Sedat Pakay is a Turkish photographer and filmmaker who was a great friend of James Baldwin. He met Beauford in Istanbul during the summer of 1966 when Beauford first visited Baldwin's home in the Rumeli Hisarı quarter1 of the city.
Image from Wikipedia Commons
Pakay graciously granted me the following interview about his encounters with Beauford:
Les Amis: What was your first impression of Beauford and how did this change over time (if it did at all)?
Sedat Pakay: Upon arrival to Istanbul he looked very haggard and exhausted after the long arduous journey from Paris2. Within few days, in the company of James Baldwin who adored him, and with help from Black Sea breezes that gently swept by the stone porch where he would sit and sketch daily, he relaxed and looked very radiant and gratified. His chair would almost be placed next to the Bosphorus. Often, I would catch him in contemplative mood watching waves and the sail boats in between his sketching -- on small notepads with colored markers.
Later during the summer, he looked very content -- free from the pressures of living in a big city; this quiet living reflected its joy on his angelic face. He was in a loving environment, working without interruption. He was truly happy, and Jimmy took excellent care of him.
Les Amis: David Leeming writes that Beauford "became an object of veneration among our Turkish friends, who would come to him each afternoon as to a wise guru." Were you one of these friends?
Sedat Pakay: In the Turkish culture elderly people are respected and addressed in words of veneration. I always sought advice of older men and women in my family to resolve personal issues, with expectations that they would have the answers. BD was not any different. I would sit by him and listen to him. If one knows how to listen, words of a wise, experienced person are invaluable.
Les Amis: Did you consider Beauford to be wise?
Sedat Pakay: I did consider him wise. At that point (age 21) I knew very little about his life experience. As I read and heard of his painful past, my respect for the man grew. He was wise, benevolent, and generous. A small sketch he gifted me is a prize possession.
Les Amis: What inspired you to call him "Uncle Beauford"?
Sedat Pakay: I called him "Uncle Beauford" in conforming with Turkish cultural traditions.
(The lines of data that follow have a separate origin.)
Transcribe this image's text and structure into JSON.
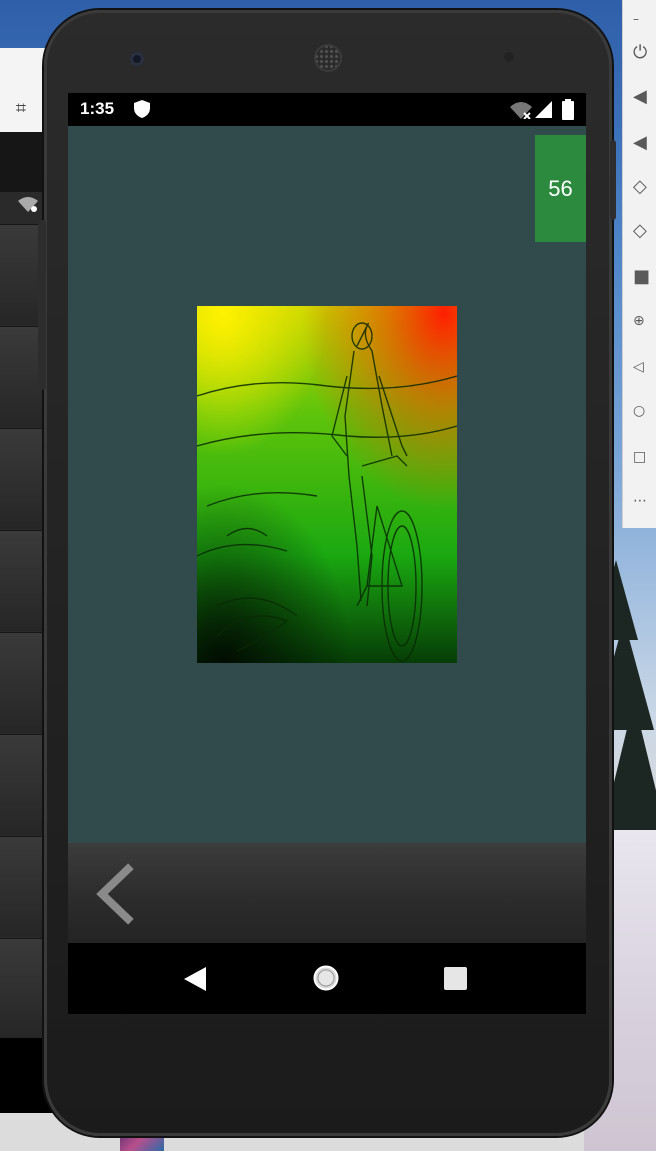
{
  "status_bar": {
    "time": "1:35",
    "icons": [
      "shield-icon",
      "wifi-off-icon",
      "signal-icon",
      "battery-icon"
    ]
  },
  "counter_badge": {
    "value": "56",
    "color": "#2b8a3e"
  },
  "content": {
    "background": "#314a4c"
  },
  "artwork": {
    "description_icon": "cyclist-artwork-image"
  },
  "bottom_bar": {
    "back_icon": "chevron-left-icon"
  },
  "nav_bar": {
    "icons": [
      "nav-back-icon",
      "nav-home-icon",
      "nav-recents-icon"
    ]
  },
  "emulator_toolbar": {
    "icons": [
      "power-icon",
      "volume-up-icon",
      "volume-down-icon",
      "rotate-left-icon",
      "rotate-right-icon",
      "camera-icon",
      "zoom-icon",
      "back-icon",
      "home-icon",
      "overview-icon",
      "more-icon"
    ]
  }
}
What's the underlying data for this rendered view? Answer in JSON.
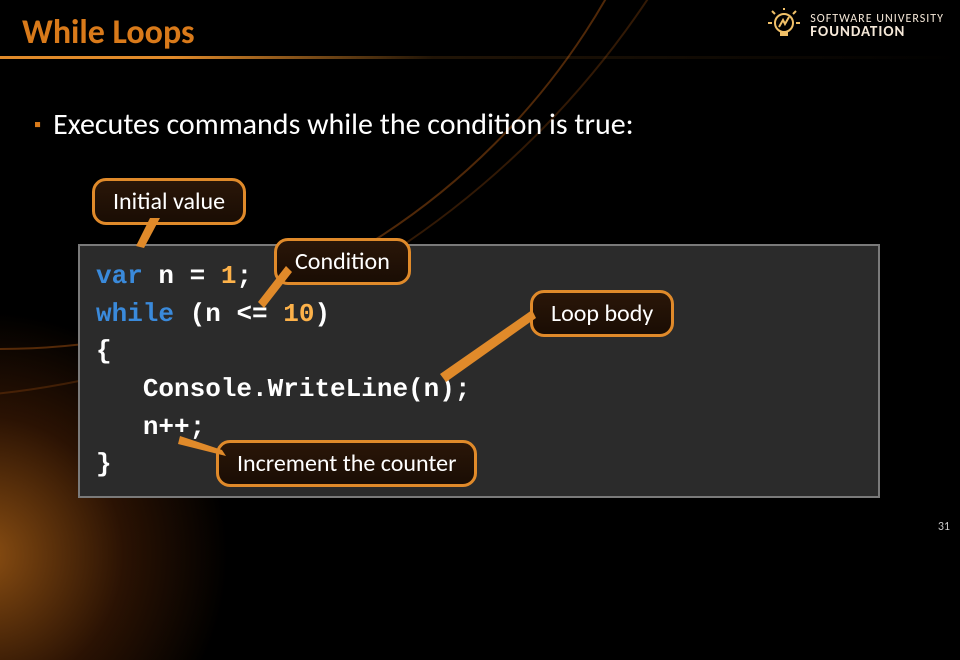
{
  "title": "While Loops",
  "logo": {
    "line1": "SOFTWARE UNIVERSITY",
    "line2": "FOUNDATION"
  },
  "bullet": "Executes commands while the condition is true:",
  "callouts": {
    "initial": "Initial value",
    "condition": "Condition",
    "body": "Loop body",
    "increment": "Increment the counter"
  },
  "code": {
    "l1_kw": "var",
    "l1_var": " n ",
    "l1_eq": "= ",
    "l1_val": "1",
    "l1_semi": ";",
    "l2_kw": "while",
    "l2_open": " (",
    "l2_var": "n",
    "l2_op": " <= ",
    "l2_num": "10",
    "l2_close": ")",
    "l3": "{",
    "l4_indent": "   ",
    "l4_call": "Console.WriteLine(n);",
    "l5_indent": "   ",
    "l5_stmt": "n++;",
    "l6": "}"
  },
  "page": "31"
}
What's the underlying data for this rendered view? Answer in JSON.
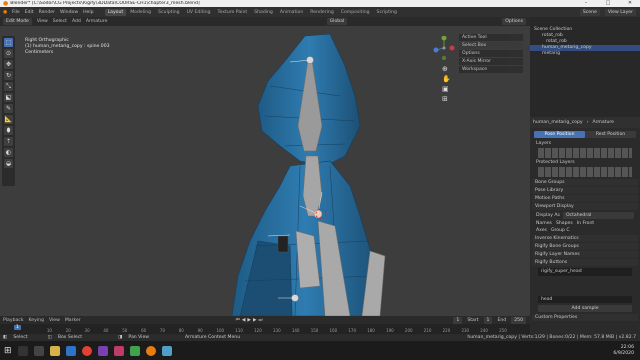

All old cultures revere their elderly and serve them to make them feel comfortable in their later years. In this tradition, addressing one's senior with words of respect, i.e. "uncle," "aunt," etc. is very proper.
Photograph by Sedat Pakay @1966
reproduced with the permission of the photographer
Les Amis: Regarding the photos that you took of Beauford with Baldwin and singer Bertice Reading in Baldwin's apartment, what was the occasion for this gathering?
Sedat Pakay: It was an afternoon visit by Bertice and her children -- a daughter in her teens, and a baby boy she and her husband adopted in Istanbul. It was a social visit, you know, talk of memories, old gossip, jokes, lots of laughs.
Les Amis: Did Beauford inspire you as a photographic subject?
Sedat Pakay: Faces inspire me as subjects for my photographs. You might say that "I collect faces". It was difficult to capture BD photographically because he would sit by the Bosphorus in a contemplative mood and would not even move a finger. Only when visitors arrived, and the house would come alive did one see him socializing, playing with friends' children, carrying on a quiet conversation.
Les Amis: Did you ever film him?
Sedat Pakay: I never filmed him. I started making films in 1967-68 when I was doing my Masters at Yale Art School.
Les Amis: What is your fondest memory of Beauford?
Sedat Pakay: My fondest memory of Beauford is his stoic disposition, at peace with himself while he was involved in producing his art. As I reflect on it now I realize how much I admired an artist so dedicated to his work which is very lyrical visually, while he was fighting with his demons day in and day out.
1The Rumeli Hisarı quarter takes its name from a majestic fortress built by Mehmet the Conqueror at the narrowest part of the Bosphorus River on the European side of the city. In his biography Amazing Grace: A Life of Beauford Delaney, David Leeming states that Beauford often "did watercolors of the hills of Asia across the straits" during his stay with Baldwin.
2David Leeming vividly recounts the details of the journey in Amazing Grace.